<< Violi has a penchant for creating works which WOBBLE back and forth between being formal-ish, language-game type poems and snapshots of language forms not ordinarily considered poetry at all. For example, in addition to the three "Acknowledgments" poems in Overnight, there’s also the hilarious "Counterman" which is a sort of Abbot and Costello-ish "who’s on first" routine consisting of sandwich orders given and taken at a deli counter, "Finish These Sentences" which is a list of interrupted sentences that need to be finished (endlessly by the reader), and the marvelously cagey "I.D. Or, Mistaken Identities" -- which is essentially eleven "who am I" style riddles. Here, each riddle/section of the poem is a deliberately ambiguous and wildly uttered monologue of clues about its unnamed speaker – ostensibly some famous figure from history or culture – which ends with the question "Who am I?" Here’s number three:
For handing over Philologus To the widow of the man I’d commanded him to murder (She then made him slice off bits Of his own flesh, roast them And eat them)——For this, Plutarch commended me For at least one act Of understanding and decency.
Who am I? >>>
Ed, note: For more of the review, click here.

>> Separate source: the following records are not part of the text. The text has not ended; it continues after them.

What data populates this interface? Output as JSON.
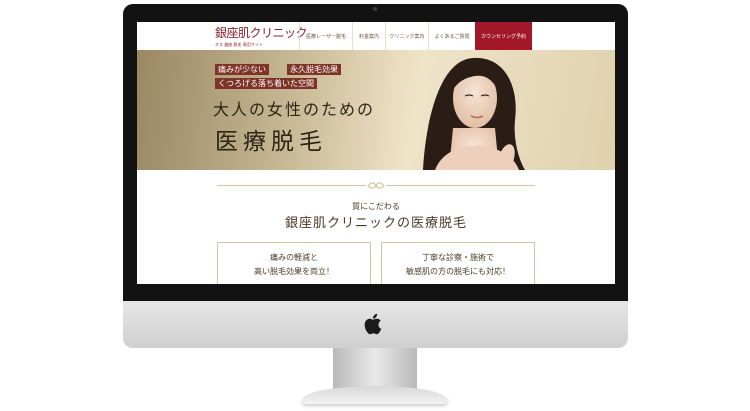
{
  "header": {
    "logo_title": "銀座肌クリニック",
    "logo_sub": "ネス 銀座  脱毛 専用サイト",
    "nav": [
      "医療レーザー脱毛",
      "料金案内",
      "クリニック案内",
      "よくあるご質問",
      "カウンセリング予約"
    ]
  },
  "hero": {
    "tags": [
      "痛みが少ない",
      "永久脱毛効果",
      "くつろげる落ち着いた空間"
    ],
    "line1": "大人の女性のための",
    "line2": "医療脱毛"
  },
  "section": {
    "subtitle": "質にこだわる",
    "title": "銀座肌クリニックの医療脱毛",
    "boxes": [
      {
        "line1": "痛みの軽減と",
        "line2": "高い脱毛効果を両立！"
      },
      {
        "line1": "丁寧な診察・施術で",
        "line2": "敏感肌の方の脱毛にも対応！"
      }
    ]
  },
  "colors": {
    "accent": "#a3172a",
    "gold": "#d8c59e",
    "text": "#4a3a25",
    "tag": "#7d3326"
  }
}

Answer to the brainteaser will be given after a twenty-four grace period in which guesses ranging from Macbeth to Coriolanus will be entetained. There's a clue in that sentence, but you'd need to be either Zorba the Greek or the Mighty Quinn to puzzle it out.
Laura Cronk's first book of poems, Having Been an Accomplice, won the 2011 Lexi Rudnitsky Prize and is forthcoming from Persea Books. Her poems have appeared in journals and anthologies such as Barrow Street, Ecotone, WSQ, McSweeney’s, The Best American Poetry, and The Bedside Guide to No Tell Motel. She is currently on the faculty of the Riggio Honors Program: Writing for Democracy at The New School.
Marie Ponsot has published numerous poetry collections, including Easy (2009), Springing (2002),The Bird Catcher (1998), which won the National Book Critics Circle Award and was a finalist for the 1999 Lenore Marshall Poetry Prize; The Green Dark (1988), Admit Impediment (1981), and True Minds(1957). Ponsot, who also translates books from the French, has taught in graduate programs at Queens College, Beijing United University and New York University. Among her awards are a creative writing grant from the National Endowment for the Arts, the Delmore Schwartz Memorial Prize, and the Shaughnessy Medal of the Modern Language Association. She teaches in the graduate writing program at Columbia University in New York City, and was elected a Chancellor of the Academy of American Poets in 2010.
Melissa Broder is the author of two poetry collections, Meat Heart (Publishing Genius, 2012) andWhen You Say One Thing But Mean Your Mother (Ampersand Books, 2010). Poems appear or are forthcoming in Guernica, Redivider, Court Green, The Missouri Review online, Barrelhouse, The Awl, and Drunken Boat. She edits La Petite Zine and curates the Polestar Poetry Series at Cakeshop in NYC. By day, she is a publicity manager at Penguin. Broder received her BA from Tufts University and is getting a slow, scenic MFA at CCNY.
Martine Bellen is the author of seven collections of poetry, most recently Ghosts! (Spuyten Duyvil Press). Her collection Tales of Murasaki and Other Poems (Sun & Moon Press), won the National Poetry Series. She collaborated with David Rosenboom on Ah! Opera No-Opera, which had its world premiere at REDCAT in L.A. She is currently collaborating with Zhang Er on the libretto Moon Lady: The Story of Chang E.